Moreover, in addition to the lack of an official, acknowledged “green light” for racial realism, there appear to be red lights ordering it to stop, or warning lights suggesting this strategy of management is not a good idea. There are court decisions denying its legality or constitutionality, including at the Supreme Court level. The EEOC guidelines at best suggest “caution” when using racial realism172—and at some points appear to deny the legality of racial realism altogether.173
There is a third way that racial realism is distinct from the Civil Rights Revolution.

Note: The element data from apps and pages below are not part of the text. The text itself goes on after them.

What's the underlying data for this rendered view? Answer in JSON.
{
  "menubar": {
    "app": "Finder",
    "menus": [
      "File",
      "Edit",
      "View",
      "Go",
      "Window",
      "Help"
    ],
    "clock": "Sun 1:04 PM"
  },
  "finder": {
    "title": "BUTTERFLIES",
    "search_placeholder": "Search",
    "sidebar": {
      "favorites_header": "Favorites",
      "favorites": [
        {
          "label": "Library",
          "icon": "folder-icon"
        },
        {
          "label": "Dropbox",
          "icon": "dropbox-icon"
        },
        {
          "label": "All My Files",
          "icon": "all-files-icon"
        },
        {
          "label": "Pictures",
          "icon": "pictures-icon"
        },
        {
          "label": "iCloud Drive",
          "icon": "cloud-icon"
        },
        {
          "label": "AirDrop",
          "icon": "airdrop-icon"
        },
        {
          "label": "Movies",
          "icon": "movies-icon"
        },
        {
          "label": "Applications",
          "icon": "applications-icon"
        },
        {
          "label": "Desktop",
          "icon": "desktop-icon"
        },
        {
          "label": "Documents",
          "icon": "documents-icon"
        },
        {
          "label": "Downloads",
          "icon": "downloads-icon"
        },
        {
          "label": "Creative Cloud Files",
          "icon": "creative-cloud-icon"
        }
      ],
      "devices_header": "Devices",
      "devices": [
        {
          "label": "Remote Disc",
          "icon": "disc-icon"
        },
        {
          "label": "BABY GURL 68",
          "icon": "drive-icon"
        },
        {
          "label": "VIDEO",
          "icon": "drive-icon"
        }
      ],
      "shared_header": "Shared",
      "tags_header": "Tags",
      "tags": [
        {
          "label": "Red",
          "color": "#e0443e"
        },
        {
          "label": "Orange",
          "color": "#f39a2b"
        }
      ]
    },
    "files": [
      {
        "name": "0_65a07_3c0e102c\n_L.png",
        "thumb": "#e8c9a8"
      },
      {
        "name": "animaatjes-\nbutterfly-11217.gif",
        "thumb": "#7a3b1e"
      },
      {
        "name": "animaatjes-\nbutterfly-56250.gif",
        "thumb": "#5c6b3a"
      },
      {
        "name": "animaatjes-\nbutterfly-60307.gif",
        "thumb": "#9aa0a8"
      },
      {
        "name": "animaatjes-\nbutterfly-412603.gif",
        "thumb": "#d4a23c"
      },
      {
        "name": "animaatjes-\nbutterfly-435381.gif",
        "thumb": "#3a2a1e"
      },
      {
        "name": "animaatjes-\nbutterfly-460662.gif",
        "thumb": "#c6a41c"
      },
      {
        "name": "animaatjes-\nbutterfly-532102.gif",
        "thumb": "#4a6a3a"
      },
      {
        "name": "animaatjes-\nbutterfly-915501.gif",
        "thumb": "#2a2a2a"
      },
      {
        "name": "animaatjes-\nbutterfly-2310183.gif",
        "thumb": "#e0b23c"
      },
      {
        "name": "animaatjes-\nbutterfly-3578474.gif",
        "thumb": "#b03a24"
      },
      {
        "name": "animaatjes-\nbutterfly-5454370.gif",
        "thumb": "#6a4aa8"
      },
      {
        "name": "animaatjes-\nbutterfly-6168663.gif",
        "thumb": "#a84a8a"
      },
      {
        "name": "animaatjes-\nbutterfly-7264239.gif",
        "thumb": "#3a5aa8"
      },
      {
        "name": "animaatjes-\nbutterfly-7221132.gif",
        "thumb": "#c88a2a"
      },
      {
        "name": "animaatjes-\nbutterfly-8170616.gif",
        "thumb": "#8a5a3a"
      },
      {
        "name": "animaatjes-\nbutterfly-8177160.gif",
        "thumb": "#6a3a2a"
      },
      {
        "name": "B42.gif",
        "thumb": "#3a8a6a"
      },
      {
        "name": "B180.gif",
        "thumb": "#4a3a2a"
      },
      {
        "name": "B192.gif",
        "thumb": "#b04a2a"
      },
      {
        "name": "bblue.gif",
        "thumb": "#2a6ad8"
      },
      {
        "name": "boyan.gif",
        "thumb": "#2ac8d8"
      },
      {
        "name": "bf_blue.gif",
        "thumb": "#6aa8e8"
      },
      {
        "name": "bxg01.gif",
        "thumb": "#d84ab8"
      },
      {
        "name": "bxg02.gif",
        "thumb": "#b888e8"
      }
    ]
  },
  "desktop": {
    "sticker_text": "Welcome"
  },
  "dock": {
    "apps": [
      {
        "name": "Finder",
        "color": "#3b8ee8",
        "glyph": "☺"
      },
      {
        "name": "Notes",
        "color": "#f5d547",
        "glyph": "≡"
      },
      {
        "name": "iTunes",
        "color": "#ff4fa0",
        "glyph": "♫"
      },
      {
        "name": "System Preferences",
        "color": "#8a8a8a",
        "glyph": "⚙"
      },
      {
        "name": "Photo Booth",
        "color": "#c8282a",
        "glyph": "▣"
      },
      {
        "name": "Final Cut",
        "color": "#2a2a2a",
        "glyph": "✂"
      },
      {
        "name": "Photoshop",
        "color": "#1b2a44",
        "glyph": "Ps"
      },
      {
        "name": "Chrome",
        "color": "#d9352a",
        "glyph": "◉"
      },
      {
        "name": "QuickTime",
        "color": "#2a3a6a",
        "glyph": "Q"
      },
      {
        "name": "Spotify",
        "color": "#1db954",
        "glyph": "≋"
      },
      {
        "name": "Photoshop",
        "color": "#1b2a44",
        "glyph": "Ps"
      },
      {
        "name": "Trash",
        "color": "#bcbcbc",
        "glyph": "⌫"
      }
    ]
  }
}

If Ackerman is correct that a goal of that revolution was to end institutionalized humiliation of minority groups, then it is very much a problem that some nonwhites have resisted some racial realist strategies. While I have thus far emphasized the humiliation that comes about from the practice of racial realism in the low-skilled employment sector, the humiliation of people of color is also apparent in some studies of business and professional employees. Some complain poignantly of being “dead ended” in jobs that are intended to leverage racial abilities or signaling but have little direct connection to profit generation and thus lack promotion possibilities.174 Racial realism can also be used in strategic ways that nevertheless do not lead to hiring of nonwhites beyond token levels.175 Most importantly, some nonwhites have challenged their racial realist work assignments in court—a dynamic that is apparently quite rare (or nonexistent) when employers use classical liberal or affirmative-action liberal strategies to hire and place workers.176
Finally, while private employers are themselves members of The People, it is difficult to argue that they are acting with the same kind of authorization and spokesperson status that the leaders of the Civil Rights Revolution had. These employers and various civil society advocates are unelected, and they are accountable to shareholders, funders, or to no one. When employers and other elites are creating their own version of employment law,177 it at least suggests that we have moved beyond the Civil Rights Revolution, but it also suggests that perhaps we should not have made this move. At the very least, the phenomenon needs to be acknowledged, and brought in line with the justice and opportunity goals that are still widely embraced.